This match delivered on that promise in spades.
It’s a hot start with YUTA just flinging himself into Moxley with a reckless suicide dive before Mox can even step into the ring. It’s yet another evolution of the story these two have been telling since last October. YUTA has learned that every advantage must be fought for, straight ahead and vicious or don’t bother at all. Unlike his attack at the bell in the second match against Mox, this one works to its full advantage. Mox is immediately on his backfoot, and YUTA gets to control the early moments.
On a slightly meta note, it’s also funny to see YUTA take immediate control with a suicide dive — a move that Mox himself has a mixed relationship with. YUTA’s dive looked wild and dangerous, something that Mox doesn’t always achieve with his own take on the maneuver.
The big turning point is Mox stomping YUTA’s head into the ringside steps, busting YUTA up real good. Blood’s not something YUTA’s had to deal with in his career up to this point, and to see him just gushing from this wound made it clear that he was in deeper waters than ever before. Some of the footage on the Fite stream also made it look like Mox might have gotten in there to give YUTA another cut, just to really get that blood flowing.
From there, it’s not a match told in carefully laid out details, it’s just a wild scrap. YUTA does so well to put over both the physical and emotional effects of the blood flow. Not only is his unsteady selling of the blood loss great, there’s also moments where he’s visibly motivated by the sight of his own blood on his hands.

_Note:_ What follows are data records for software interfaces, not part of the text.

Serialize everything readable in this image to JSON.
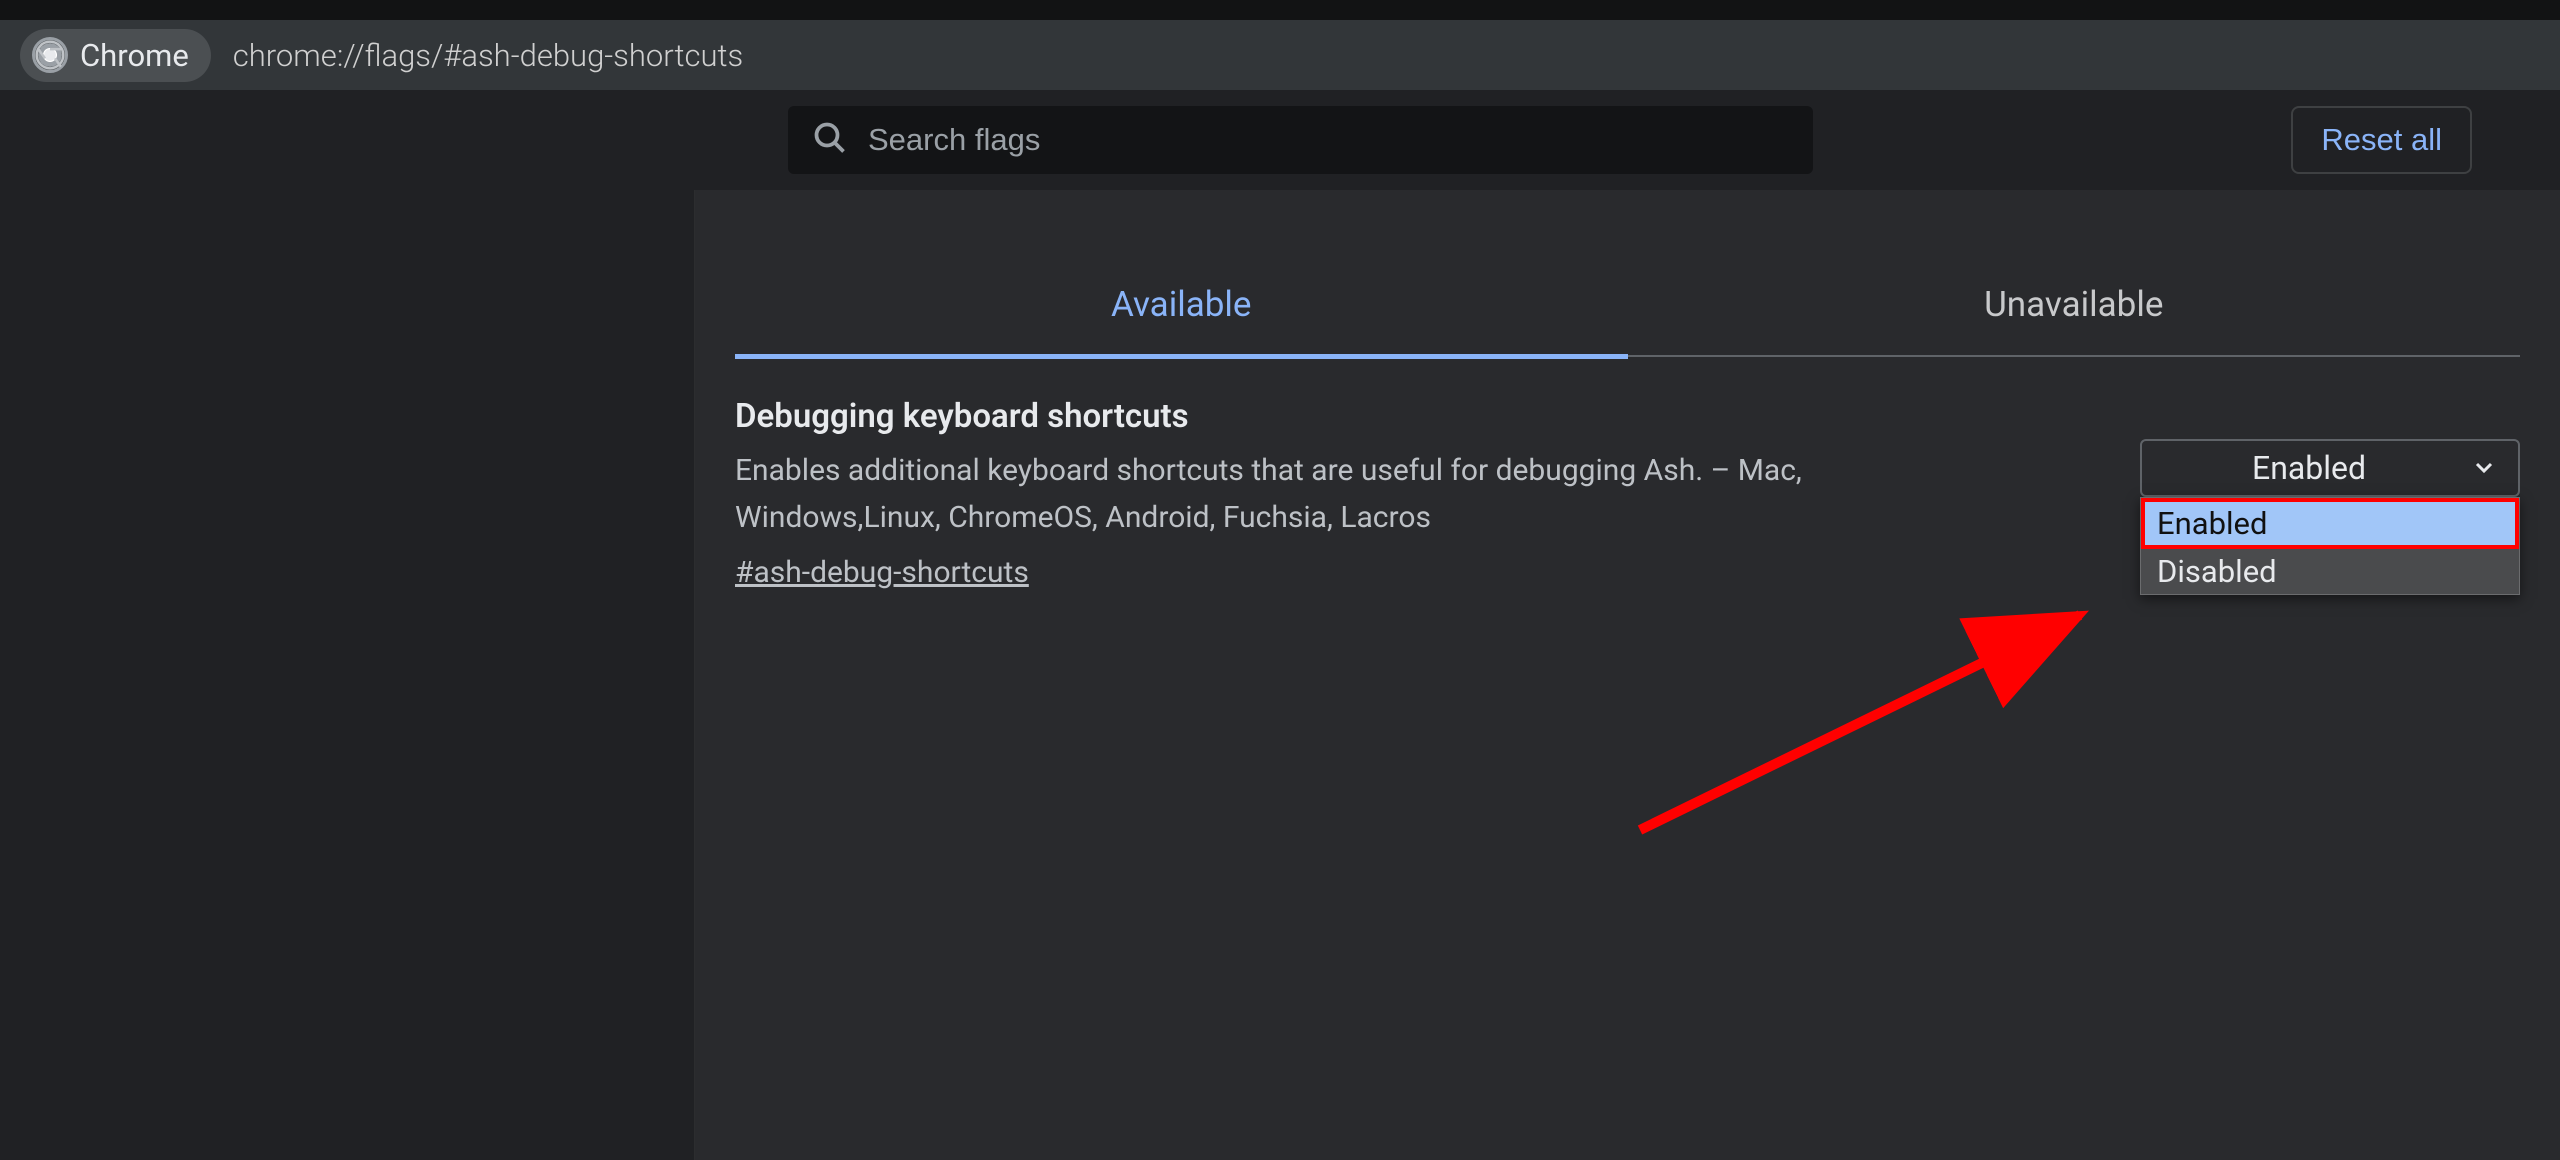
{
  "browser": {
    "name": "Chrome",
    "url": "chrome://flags/#ash-debug-shortcuts"
  },
  "header": {
    "search_placeholder": "Search flags",
    "reset_label": "Reset all"
  },
  "tabs": {
    "available": "Available",
    "unavailable": "Unavailable"
  },
  "flag": {
    "title": "Debugging keyboard shortcuts",
    "description": "Enables additional keyboard shortcuts that are useful for debugging Ash. – Mac, Windows,Linux, ChromeOS, Android, Fuchsia, Lacros",
    "hash": "#ash-debug-shortcuts",
    "selected": "Enabled",
    "options": [
      "Enabled",
      "Disabled"
    ]
  }
}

It’s never given too much focus, which means it never has the chance to drift into melodrama. Instead, it feels like an organic occurrence, like we’re watching a man truly access an inner reserve he didn’t know he had.
It’s great too how a lot of YUTA’s smoother techniques couldn’t find purchase in this match. Violence takes precedence. YUTA himself established that tone with his early attack but, Mox finds incredibly petty ways to torment the kid, like driving flat palm strikes right into YUTA’s nose before cranking on it. At the same time, YUTA’s own signature arsenal gets distilled down to something more urgent and primal. When he does his sideways skinning of the cat on the bottom rope, he can’t go right into the German suplex as he usually does. Instead, it’s just enough to get him back into the ring with a chance, instead of being a cut off maneuver on its own. It’s only much later that YUTA gets to hit a German, and without the frill of the rebound, it comes off twice as impactful and important.

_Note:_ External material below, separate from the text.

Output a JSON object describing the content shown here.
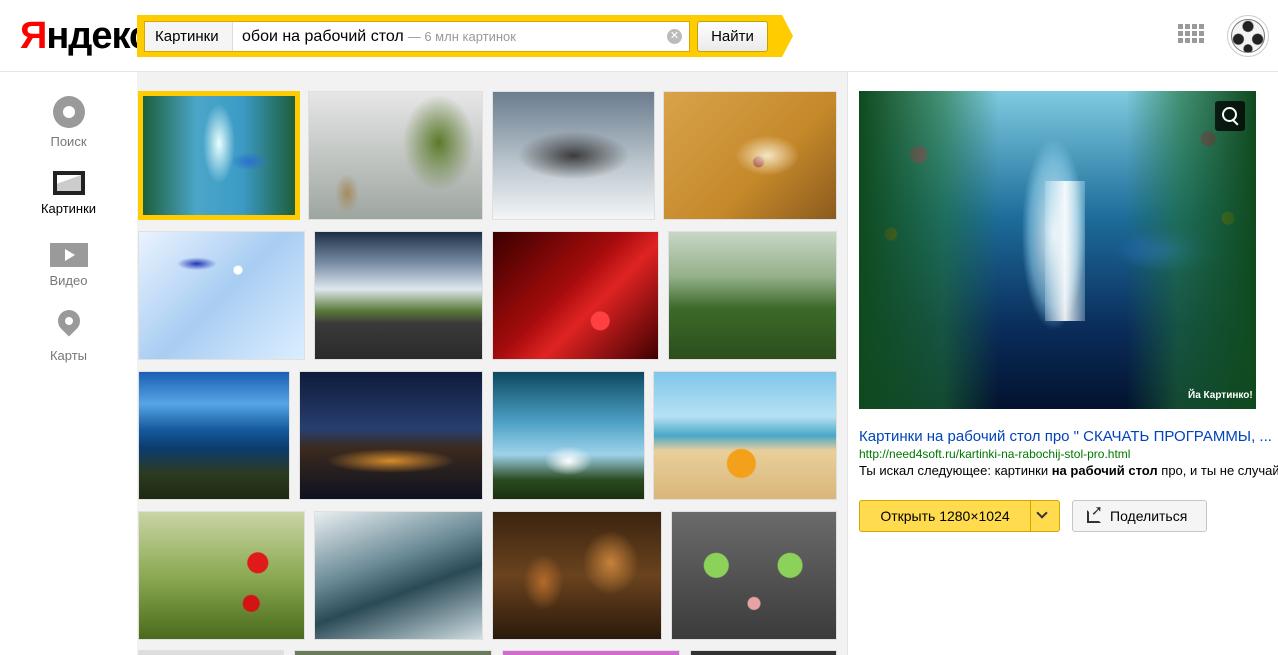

Perhaps the best compliment I can give this match is that at every turn, it feels like it is YUTA’s fight. The Danielson match saw Dragon lead the kid through a great bout, and it highlighted the gap between where YUTA and Bryan are in terms of skill. This match, in contrast, is not about the gap between YUTA and Mox. Rather, it’s entirely about the gap between YUTA of the present and YUTA of the past.
It’s hard to watch this match and not feel like something’s changed in the young man, even in relation to his highly lauded independent work. A far more visceral aspect to his work came through here, one that works in perfect harmony with the fiery babyface determination he’s proved so adept at projecting in the past.
This match stands much more than the others that fall into this broad series. Not just the trilogy between Mox and YUTA, but also the matches Danielson had with Moriarty and Garcia. All of those read like showcases, demonstrations of how these up-and-coming wrestlers could match up against the well-established greats. This match allows one of those wrestlers to push past the ceiling of “potential” and discover new realms of possibility.
Wheeler YUTA felt larger and more important in this match than he has in his entire career. It feels like a career best for him, one expertly guided and complemented by the heavy hands of Jon Moxley.
It’s not only one of the best matches of the year, but also one of the most successful. In February, YUTA was just another warm body for Mox to wrestle on Dynamite. During this match, beyond the sounds of bones cracking like thunder and blood raining, there’s the sound of YUTA’s name being cheered by thousands.